(GIVEN DATA)
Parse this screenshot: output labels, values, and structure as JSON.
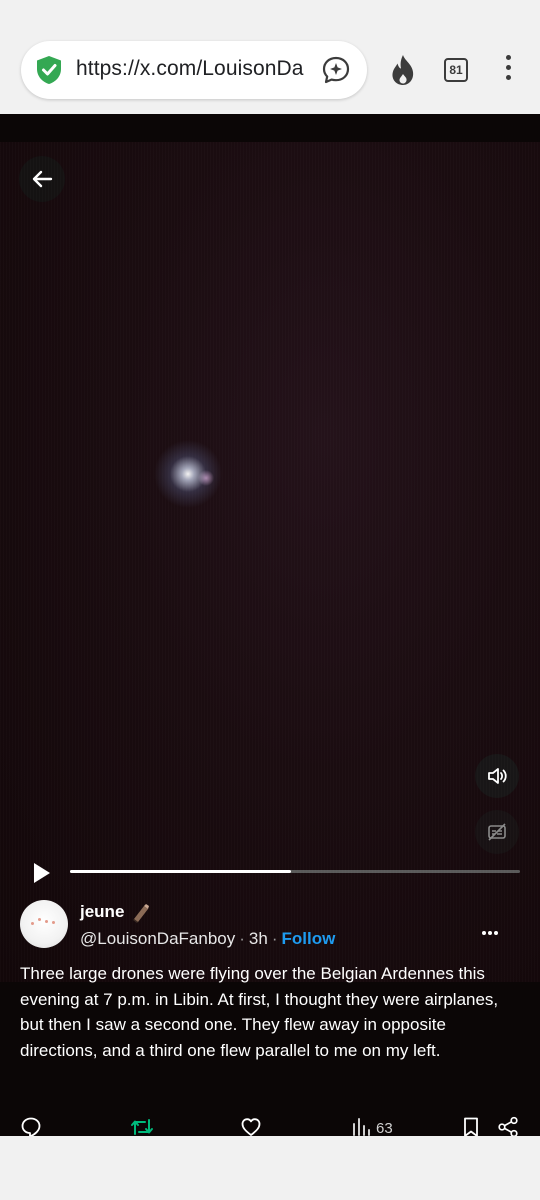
{
  "browser": {
    "url": "https://x.com/LouisonDa",
    "tab_count": "81",
    "icons": {
      "security": "shield-check-icon",
      "assistant": "sparkle-chat-icon",
      "fire": "fire-icon",
      "menu": "more-vertical-icon"
    },
    "colors": {
      "shield": "#34a853",
      "toolbar_background": "#f1f1f1"
    }
  },
  "media": {
    "icons": {
      "back": "arrow-left-icon",
      "volume": "volume-icon",
      "captions": "captions-off-icon",
      "play": "play-icon"
    },
    "progress": 0.49
  },
  "tweet": {
    "display_name": "jeune",
    "name_emoji": "writing-hand-emoji",
    "handle": "@LouisonDaFanboy",
    "separator": "·",
    "time": "3h",
    "follow_label": "Follow",
    "text": "Three large drones were flying over the Belgian Ardennes this evening at 7 p.m. in Libin. At first, I thought they were airplanes, but then I saw a second one. They flew away in opposite directions, and a third one flew parallel to me on my left.",
    "views_count": "63",
    "colors": {
      "follow": "#1d9bf0",
      "repost": "#00ba7c"
    },
    "icons": {
      "more": "more-horizontal-icon",
      "reply": "reply-icon",
      "repost": "repost-icon",
      "like": "heart-icon",
      "views": "views-chart-icon",
      "bookmark": "bookmark-icon",
      "share": "share-icon"
    }
  }
}
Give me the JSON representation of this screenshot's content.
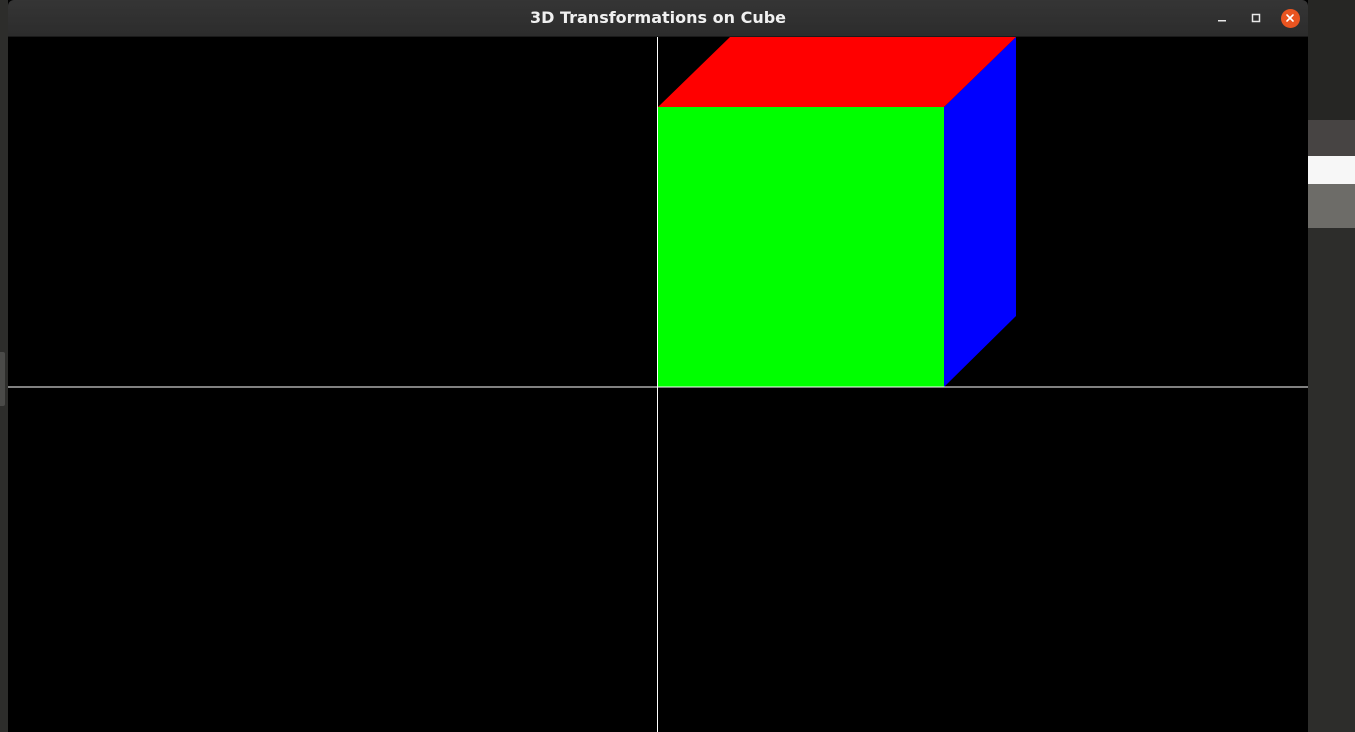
{
  "window": {
    "title": "3D Transformations on Cube"
  },
  "icons": {
    "minimize": "minimize-icon",
    "maximize": "maximize-icon",
    "close": "close-icon"
  },
  "colors": {
    "canvas_background": "#000000",
    "axis_lines": "#ffffff",
    "cube_front_face": "#00ff00",
    "cube_top_face": "#ff0000",
    "cube_right_face": "#0000ff",
    "close_button": "#e95420",
    "titlebar": "#303030"
  }
}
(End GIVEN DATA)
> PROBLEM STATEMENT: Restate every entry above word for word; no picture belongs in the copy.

> RESPONSE TO THIS EXERCISE:
Parse this screenshot: output labels, values, and structure as JSON.
{
  "browser": {
    "url": "https://x.com/LouisonDa",
    "tab_count": "81",
    "icons": {
      "security": "shield-check-icon",
      "assistant": "sparkle-chat-icon",
      "fire": "fire-icon",
      "menu": "more-vertical-icon"
    },
    "colors": {
      "shield": "#34a853",
      "toolbar_background": "#f1f1f1"
    }
  },
  "media": {
    "icons": {
      "back": "arrow-left-icon",
      "volume": "volume-icon",
      "captions": "captions-off-icon",
      "play": "play-icon"
    },
    "progress": 0.49
  },
  "tweet": {
    "display_name": "jeune",
    "name_emoji": "writing-hand-emoji",
    "handle": "@LouisonDaFanboy",
    "separator": "·",
    "time": "3h",
    "follow_label": "Follow",
    "text": "Three large drones were flying over the Belgian Ardennes this evening at 7 p.m. in Libin. At first, I thought they were airplanes, but then I saw a second one. They flew away in opposite directions, and a third one flew parallel to me on my left.",
    "views_count": "63",
    "colors": {
      "follow": "#1d9bf0",
      "repost": "#00ba7c"
    },
    "icons": {
      "more": "more-horizontal-icon",
      "reply": "reply-icon",
      "repost": "repost-icon",
      "like": "heart-icon",
      "views": "views-chart-icon",
      "bookmark": "bookmark-icon",
      "share": "share-icon"
    }
  }
}
Give me the JSON representation of this screenshot's content.
{
  "window": {
    "title": "3D Transformations on Cube"
  },
  "icons": {
    "minimize": "minimize-icon",
    "maximize": "maximize-icon",
    "close": "close-icon"
  },
  "colors": {
    "canvas_background": "#000000",
    "axis_lines": "#ffffff",
    "cube_front_face": "#00ff00",
    "cube_top_face": "#ff0000",
    "cube_right_face": "#0000ff",
    "close_button": "#e95420",
    "titlebar": "#303030"
  }
}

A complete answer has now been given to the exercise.